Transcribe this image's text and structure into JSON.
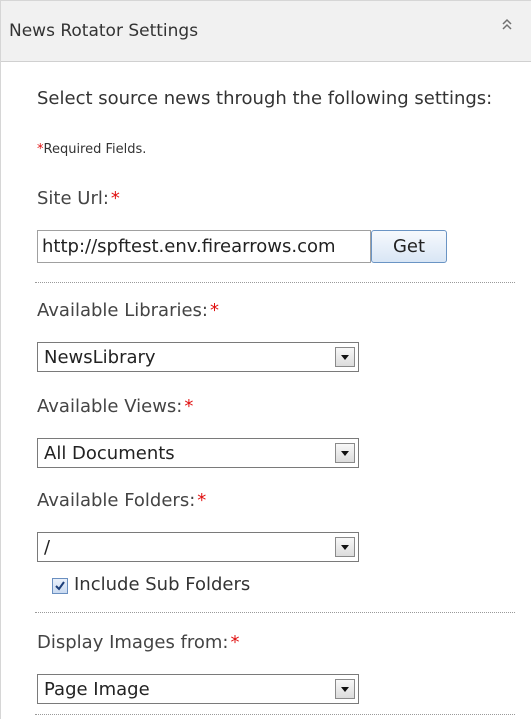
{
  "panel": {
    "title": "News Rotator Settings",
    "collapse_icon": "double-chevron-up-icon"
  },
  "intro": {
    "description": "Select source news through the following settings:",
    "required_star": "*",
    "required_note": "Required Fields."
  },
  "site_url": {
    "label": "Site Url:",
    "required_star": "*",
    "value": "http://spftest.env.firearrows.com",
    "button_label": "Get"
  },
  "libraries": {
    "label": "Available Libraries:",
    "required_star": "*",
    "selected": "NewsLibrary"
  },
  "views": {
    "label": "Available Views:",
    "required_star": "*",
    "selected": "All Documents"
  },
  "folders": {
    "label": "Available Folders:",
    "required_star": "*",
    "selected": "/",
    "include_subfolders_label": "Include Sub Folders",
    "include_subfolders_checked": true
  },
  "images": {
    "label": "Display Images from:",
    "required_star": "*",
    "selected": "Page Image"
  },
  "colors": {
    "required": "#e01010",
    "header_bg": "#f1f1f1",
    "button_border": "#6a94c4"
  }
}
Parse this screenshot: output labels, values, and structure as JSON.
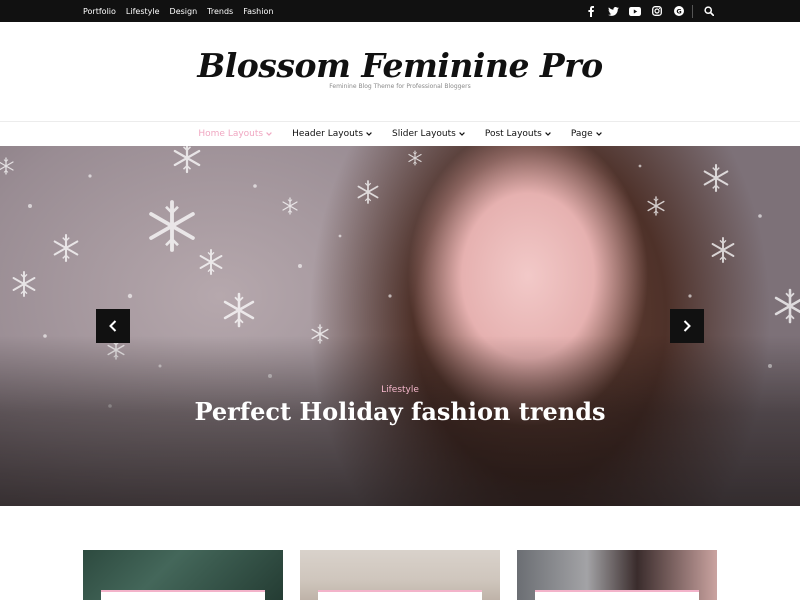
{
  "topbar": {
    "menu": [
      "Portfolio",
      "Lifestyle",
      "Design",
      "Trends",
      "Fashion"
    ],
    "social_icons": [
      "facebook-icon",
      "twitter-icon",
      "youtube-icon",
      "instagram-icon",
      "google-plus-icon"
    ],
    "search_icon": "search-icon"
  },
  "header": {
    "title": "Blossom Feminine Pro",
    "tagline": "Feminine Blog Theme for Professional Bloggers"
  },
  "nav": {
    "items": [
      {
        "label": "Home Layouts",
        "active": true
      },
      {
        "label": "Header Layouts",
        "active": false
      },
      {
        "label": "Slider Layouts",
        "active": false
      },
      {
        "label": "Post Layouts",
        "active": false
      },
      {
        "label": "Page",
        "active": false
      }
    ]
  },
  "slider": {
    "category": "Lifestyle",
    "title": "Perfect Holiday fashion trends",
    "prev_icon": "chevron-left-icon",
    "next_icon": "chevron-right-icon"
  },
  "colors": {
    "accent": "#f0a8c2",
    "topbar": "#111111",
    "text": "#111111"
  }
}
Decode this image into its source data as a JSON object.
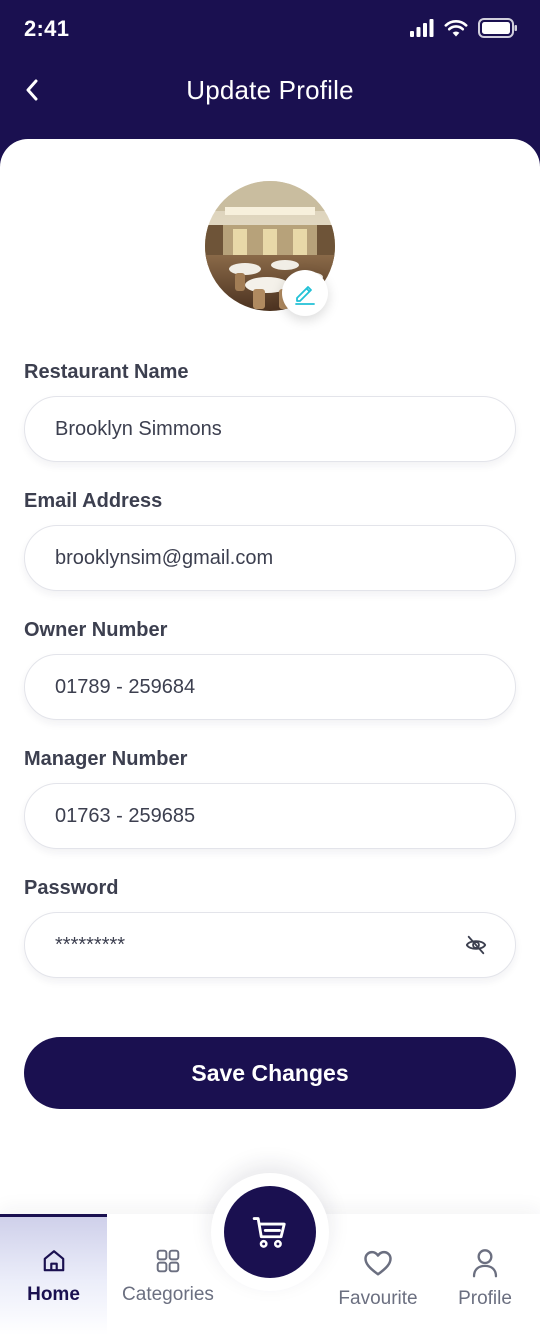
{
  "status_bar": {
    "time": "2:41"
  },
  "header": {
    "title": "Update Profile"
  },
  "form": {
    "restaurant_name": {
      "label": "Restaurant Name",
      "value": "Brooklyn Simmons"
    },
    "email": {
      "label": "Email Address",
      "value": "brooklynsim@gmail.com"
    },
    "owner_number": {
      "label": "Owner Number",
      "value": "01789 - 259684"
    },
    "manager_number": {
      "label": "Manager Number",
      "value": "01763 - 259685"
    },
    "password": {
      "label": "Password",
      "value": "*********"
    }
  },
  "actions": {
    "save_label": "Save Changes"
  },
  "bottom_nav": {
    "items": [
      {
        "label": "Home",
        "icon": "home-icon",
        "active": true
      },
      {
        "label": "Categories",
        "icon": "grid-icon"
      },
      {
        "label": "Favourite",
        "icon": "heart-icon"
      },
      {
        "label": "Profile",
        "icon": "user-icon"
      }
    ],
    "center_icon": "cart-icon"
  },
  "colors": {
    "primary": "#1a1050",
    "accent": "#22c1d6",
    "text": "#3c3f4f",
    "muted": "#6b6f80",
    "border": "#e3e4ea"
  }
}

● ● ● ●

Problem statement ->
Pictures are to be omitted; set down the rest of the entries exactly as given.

Task solution ->
Transcribe this image's text and structure into JSON.
{
  "panel": {
    "title": "News Rotator Settings",
    "collapse_icon": "double-chevron-up-icon"
  },
  "intro": {
    "description": "Select source news through the following settings:",
    "required_star": "*",
    "required_note": "Required Fields."
  },
  "site_url": {
    "label": "Site Url:",
    "required_star": "*",
    "value": "http://spftest.env.firearrows.com",
    "button_label": "Get"
  },
  "libraries": {
    "label": "Available Libraries:",
    "required_star": "*",
    "selected": "NewsLibrary"
  },
  "views": {
    "label": "Available Views:",
    "required_star": "*",
    "selected": "All Documents"
  },
  "folders": {
    "label": "Available Folders:",
    "required_star": "*",
    "selected": "/",
    "include_subfolders_label": "Include Sub Folders",
    "include_subfolders_checked": true
  },
  "images": {
    "label": "Display Images from:",
    "required_star": "*",
    "selected": "Page Image"
  },
  "colors": {
    "required": "#e01010",
    "header_bg": "#f1f1f1",
    "button_border": "#6a94c4"
  }
}
Parse this screenshot: output labels, values, and structure as JSON.
{
  "topbar": {
    "menu": [
      "Portfolio",
      "Lifestyle",
      "Design",
      "Trends",
      "Fashion"
    ],
    "social_icons": [
      "facebook-icon",
      "twitter-icon",
      "youtube-icon",
      "instagram-icon",
      "google-plus-icon"
    ],
    "search_icon": "search-icon"
  },
  "header": {
    "title": "Blossom Feminine Pro",
    "tagline": "Feminine Blog Theme for Professional Bloggers"
  },
  "nav": {
    "items": [
      {
        "label": "Home Layouts",
        "active": true
      },
      {
        "label": "Header Layouts",
        "active": false
      },
      {
        "label": "Slider Layouts",
        "active": false
      },
      {
        "label": "Post Layouts",
        "active": false
      },
      {
        "label": "Page",
        "active": false
      }
    ]
  },
  "slider": {
    "category": "Lifestyle",
    "title": "Perfect Holiday fashion trends",
    "prev_icon": "chevron-left-icon",
    "next_icon": "chevron-right-icon"
  },
  "colors": {
    "accent": "#f0a8c2",
    "topbar": "#111111",
    "text": "#111111"
  }
}
Decode this image into its source data as a JSON object.
{
  "status_bar": {
    "time": "2:41"
  },
  "header": {
    "title": "Update Profile"
  },
  "form": {
    "restaurant_name": {
      "label": "Restaurant Name",
      "value": "Brooklyn Simmons"
    },
    "email": {
      "label": "Email Address",
      "value": "brooklynsim@gmail.com"
    },
    "owner_number": {
      "label": "Owner Number",
      "value": "01789 - 259684"
    },
    "manager_number": {
      "label": "Manager Number",
      "value": "01763 - 259685"
    },
    "password": {
      "label": "Password",
      "value": "*********"
    }
  },
  "actions": {
    "save_label": "Save Changes"
  },
  "bottom_nav": {
    "items": [
      {
        "label": "Home",
        "icon": "home-icon",
        "active": true
      },
      {
        "label": "Categories",
        "icon": "grid-icon"
      },
      {
        "label": "Favourite",
        "icon": "heart-icon"
      },
      {
        "label": "Profile",
        "icon": "user-icon"
      }
    ],
    "center_icon": "cart-icon"
  },
  "colors": {
    "primary": "#1a1050",
    "accent": "#22c1d6",
    "text": "#3c3f4f",
    "muted": "#6b6f80",
    "border": "#e3e4ea"
  }
}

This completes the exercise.